[WHAT TO WORK ON]
Match the string "initials" against each line below, and copy every line that matches.

########################################

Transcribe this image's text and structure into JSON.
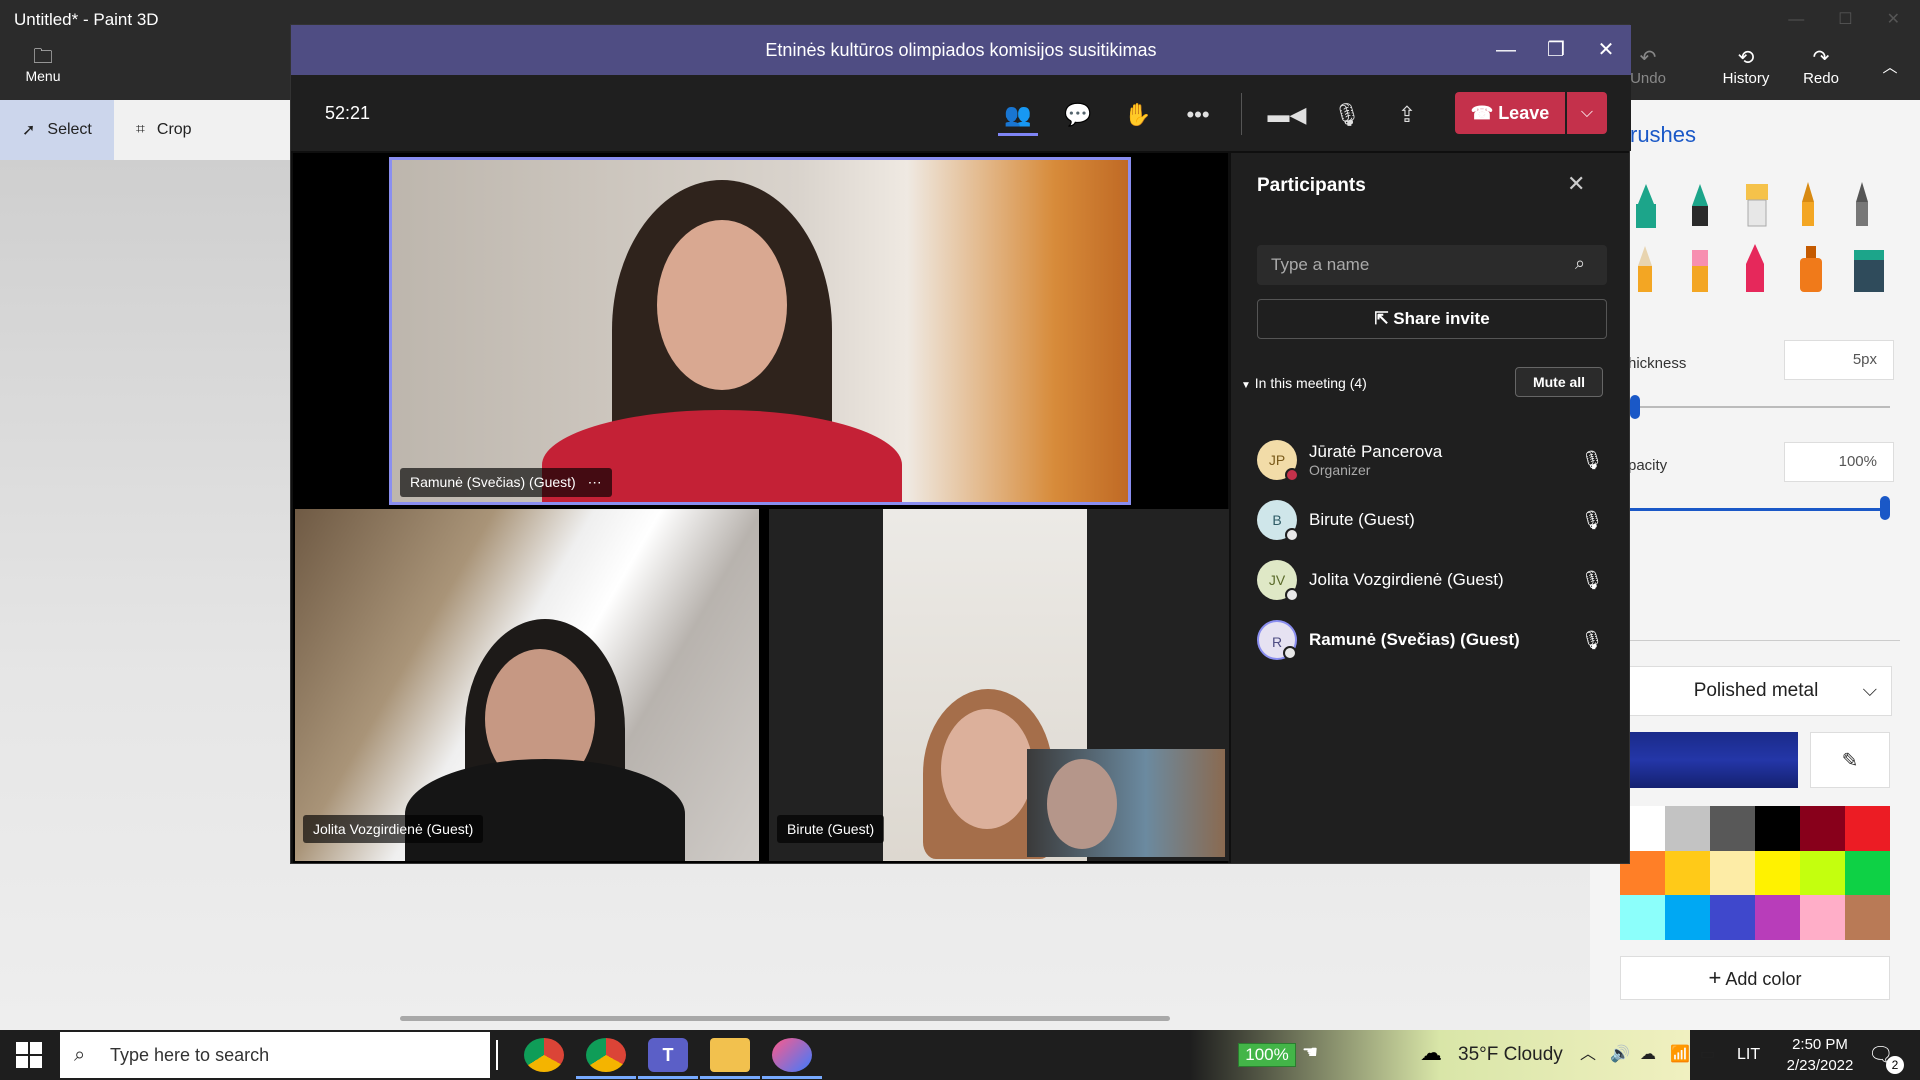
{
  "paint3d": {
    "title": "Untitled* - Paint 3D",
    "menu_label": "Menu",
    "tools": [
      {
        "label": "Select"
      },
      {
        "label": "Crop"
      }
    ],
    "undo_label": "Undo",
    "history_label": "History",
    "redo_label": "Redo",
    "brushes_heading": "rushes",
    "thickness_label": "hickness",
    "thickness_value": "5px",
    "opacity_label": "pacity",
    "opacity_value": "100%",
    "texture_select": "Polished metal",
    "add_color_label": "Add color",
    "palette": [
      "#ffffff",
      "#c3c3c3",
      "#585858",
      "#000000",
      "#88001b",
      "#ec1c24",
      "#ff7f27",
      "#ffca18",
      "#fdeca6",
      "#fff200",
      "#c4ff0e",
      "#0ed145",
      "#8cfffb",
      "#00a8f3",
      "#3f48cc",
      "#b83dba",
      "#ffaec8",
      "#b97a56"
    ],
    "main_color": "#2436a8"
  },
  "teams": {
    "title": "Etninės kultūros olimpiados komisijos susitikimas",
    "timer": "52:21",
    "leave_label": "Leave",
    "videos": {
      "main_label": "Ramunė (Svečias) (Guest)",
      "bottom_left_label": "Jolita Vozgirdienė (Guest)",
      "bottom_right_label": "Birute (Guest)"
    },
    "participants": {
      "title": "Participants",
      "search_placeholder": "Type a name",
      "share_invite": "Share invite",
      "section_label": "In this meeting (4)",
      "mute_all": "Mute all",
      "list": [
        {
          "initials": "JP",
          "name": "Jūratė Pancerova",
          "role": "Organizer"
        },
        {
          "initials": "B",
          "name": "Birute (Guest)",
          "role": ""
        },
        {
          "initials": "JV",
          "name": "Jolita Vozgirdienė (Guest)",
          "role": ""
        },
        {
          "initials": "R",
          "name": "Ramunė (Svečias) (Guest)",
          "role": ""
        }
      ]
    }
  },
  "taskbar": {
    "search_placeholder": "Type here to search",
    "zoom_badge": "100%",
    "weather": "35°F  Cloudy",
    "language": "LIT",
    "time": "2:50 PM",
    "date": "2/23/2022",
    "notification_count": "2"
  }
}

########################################

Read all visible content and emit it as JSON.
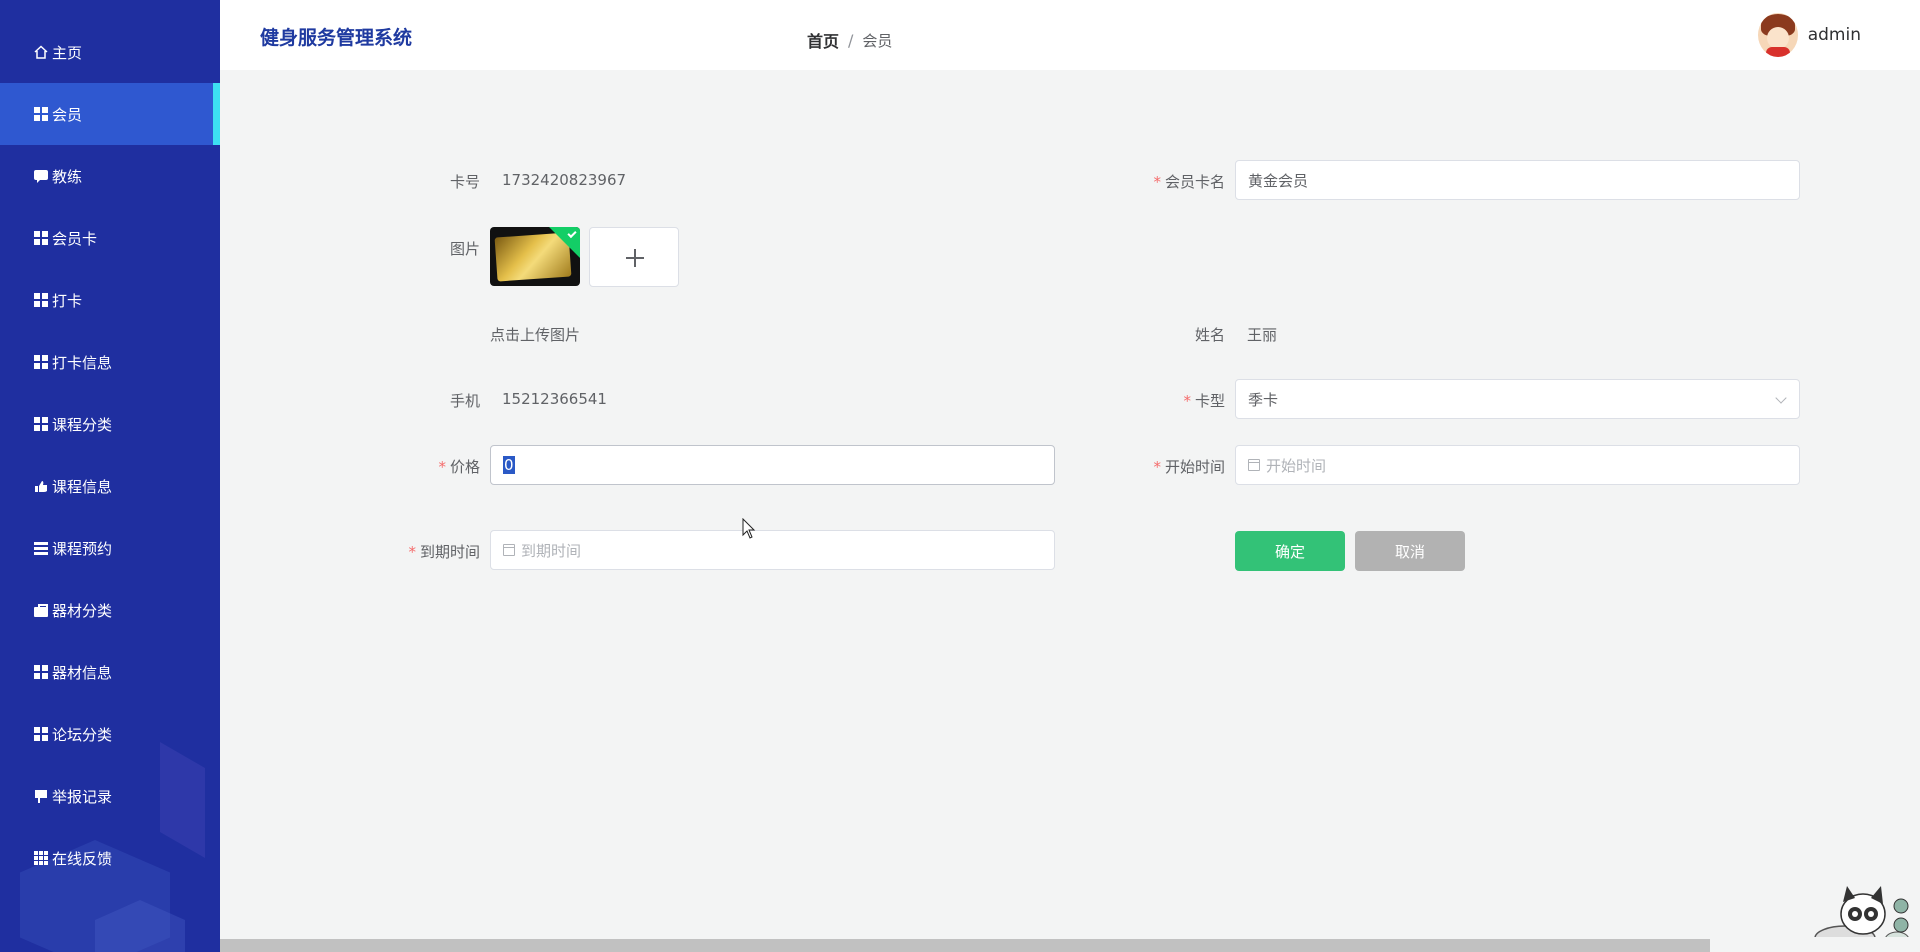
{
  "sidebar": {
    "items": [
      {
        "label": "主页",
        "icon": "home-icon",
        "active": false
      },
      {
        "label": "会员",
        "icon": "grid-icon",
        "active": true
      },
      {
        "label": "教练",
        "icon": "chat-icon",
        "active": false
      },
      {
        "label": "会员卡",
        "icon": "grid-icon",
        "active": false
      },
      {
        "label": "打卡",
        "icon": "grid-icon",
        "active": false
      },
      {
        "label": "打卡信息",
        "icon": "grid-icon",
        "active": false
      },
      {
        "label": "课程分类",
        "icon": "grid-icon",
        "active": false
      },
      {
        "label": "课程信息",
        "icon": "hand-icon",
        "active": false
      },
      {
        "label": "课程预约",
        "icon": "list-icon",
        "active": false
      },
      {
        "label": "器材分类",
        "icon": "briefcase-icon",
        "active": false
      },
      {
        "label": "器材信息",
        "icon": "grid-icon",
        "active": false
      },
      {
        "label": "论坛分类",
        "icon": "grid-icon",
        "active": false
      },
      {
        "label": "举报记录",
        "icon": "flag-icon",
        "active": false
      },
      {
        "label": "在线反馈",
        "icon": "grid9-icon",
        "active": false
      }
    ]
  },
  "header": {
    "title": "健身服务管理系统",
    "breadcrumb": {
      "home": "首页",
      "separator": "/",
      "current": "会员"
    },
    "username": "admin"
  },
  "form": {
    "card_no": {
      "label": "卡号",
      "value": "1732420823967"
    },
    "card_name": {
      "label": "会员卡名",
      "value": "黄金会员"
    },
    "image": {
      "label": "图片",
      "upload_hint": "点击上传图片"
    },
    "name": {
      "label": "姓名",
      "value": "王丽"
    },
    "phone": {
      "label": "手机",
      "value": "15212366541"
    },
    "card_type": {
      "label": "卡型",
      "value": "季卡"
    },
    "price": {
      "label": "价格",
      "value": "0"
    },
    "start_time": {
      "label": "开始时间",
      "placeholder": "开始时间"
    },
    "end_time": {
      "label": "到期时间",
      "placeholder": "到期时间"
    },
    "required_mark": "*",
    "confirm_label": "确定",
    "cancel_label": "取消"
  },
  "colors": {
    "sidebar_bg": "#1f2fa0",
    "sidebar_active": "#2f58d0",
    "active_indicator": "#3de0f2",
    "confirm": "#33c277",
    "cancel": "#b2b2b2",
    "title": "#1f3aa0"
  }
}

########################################

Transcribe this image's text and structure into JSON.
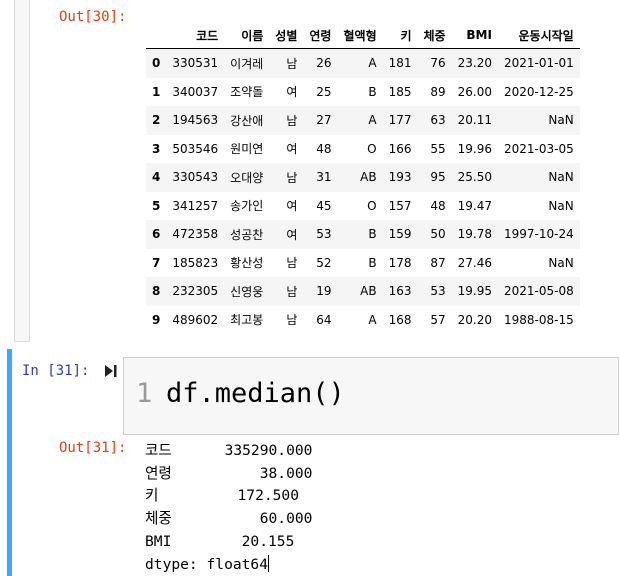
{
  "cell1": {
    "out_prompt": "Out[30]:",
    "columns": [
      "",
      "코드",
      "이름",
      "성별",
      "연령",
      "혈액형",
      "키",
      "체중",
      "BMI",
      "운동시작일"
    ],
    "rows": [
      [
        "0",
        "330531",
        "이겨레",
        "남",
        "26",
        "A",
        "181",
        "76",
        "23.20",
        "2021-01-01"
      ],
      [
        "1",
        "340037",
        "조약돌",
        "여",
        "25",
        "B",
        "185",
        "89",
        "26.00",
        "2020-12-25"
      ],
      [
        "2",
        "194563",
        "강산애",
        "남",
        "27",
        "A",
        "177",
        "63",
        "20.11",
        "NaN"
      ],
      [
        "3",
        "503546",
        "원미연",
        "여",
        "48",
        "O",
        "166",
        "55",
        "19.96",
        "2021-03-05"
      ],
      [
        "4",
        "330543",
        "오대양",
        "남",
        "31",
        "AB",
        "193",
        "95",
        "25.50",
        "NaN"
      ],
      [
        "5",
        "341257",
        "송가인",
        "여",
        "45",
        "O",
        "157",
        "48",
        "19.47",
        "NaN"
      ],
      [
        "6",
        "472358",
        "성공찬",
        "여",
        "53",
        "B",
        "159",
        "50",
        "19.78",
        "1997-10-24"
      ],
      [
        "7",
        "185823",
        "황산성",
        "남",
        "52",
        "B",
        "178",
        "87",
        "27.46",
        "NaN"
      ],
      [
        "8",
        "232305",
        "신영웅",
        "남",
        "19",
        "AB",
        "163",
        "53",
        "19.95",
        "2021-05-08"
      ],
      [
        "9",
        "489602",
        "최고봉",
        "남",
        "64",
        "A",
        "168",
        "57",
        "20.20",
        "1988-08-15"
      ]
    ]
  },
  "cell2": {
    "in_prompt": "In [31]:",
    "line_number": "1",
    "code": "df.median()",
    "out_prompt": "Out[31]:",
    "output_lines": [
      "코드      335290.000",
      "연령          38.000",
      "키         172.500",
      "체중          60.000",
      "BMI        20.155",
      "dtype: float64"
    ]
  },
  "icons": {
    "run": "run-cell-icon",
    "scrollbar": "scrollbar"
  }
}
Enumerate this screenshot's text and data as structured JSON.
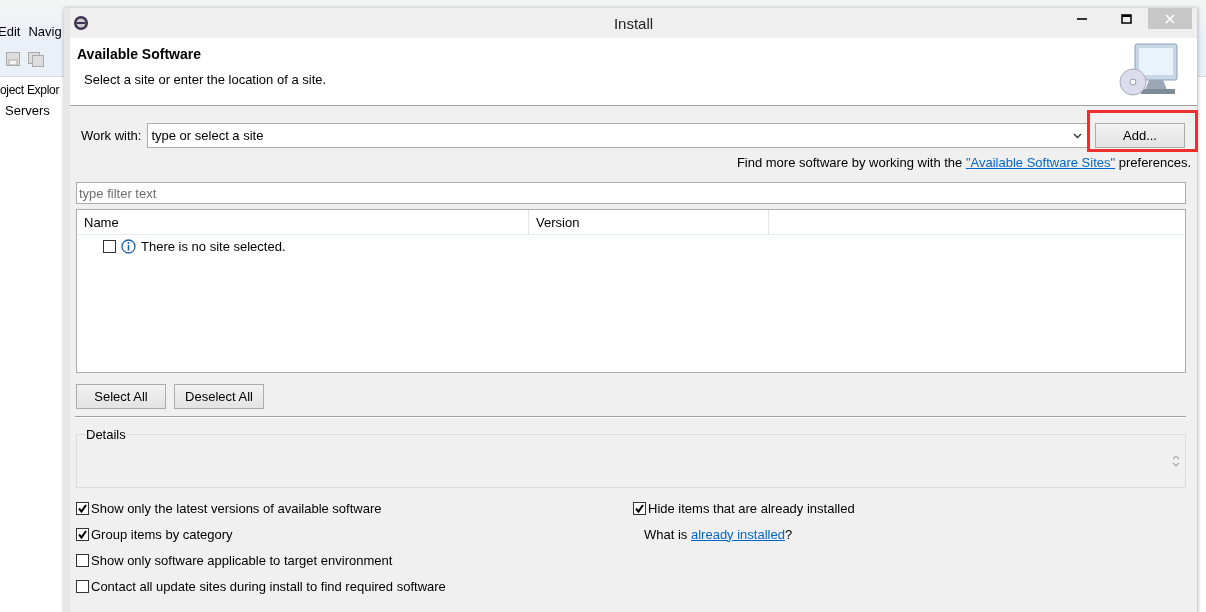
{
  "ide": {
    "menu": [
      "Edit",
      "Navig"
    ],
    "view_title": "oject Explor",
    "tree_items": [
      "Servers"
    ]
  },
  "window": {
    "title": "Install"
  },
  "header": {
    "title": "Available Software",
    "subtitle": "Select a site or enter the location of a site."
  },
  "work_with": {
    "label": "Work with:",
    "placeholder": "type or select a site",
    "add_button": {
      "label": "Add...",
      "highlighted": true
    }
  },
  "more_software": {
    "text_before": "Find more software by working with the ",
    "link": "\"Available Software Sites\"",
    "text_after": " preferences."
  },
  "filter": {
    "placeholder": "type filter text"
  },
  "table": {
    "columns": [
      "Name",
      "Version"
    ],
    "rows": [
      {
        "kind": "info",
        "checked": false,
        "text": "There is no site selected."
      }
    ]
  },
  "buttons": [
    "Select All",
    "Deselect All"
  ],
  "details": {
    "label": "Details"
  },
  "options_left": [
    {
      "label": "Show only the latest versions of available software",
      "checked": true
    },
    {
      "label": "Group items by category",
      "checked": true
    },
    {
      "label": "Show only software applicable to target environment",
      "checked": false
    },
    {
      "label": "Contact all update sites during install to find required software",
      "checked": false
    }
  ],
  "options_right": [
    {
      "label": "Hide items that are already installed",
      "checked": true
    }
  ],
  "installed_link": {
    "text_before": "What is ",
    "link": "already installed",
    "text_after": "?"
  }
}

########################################

[RESULT]
          "initials": "JP",
          "initials": "B",
          "initials": "JV",
          "initials": "R",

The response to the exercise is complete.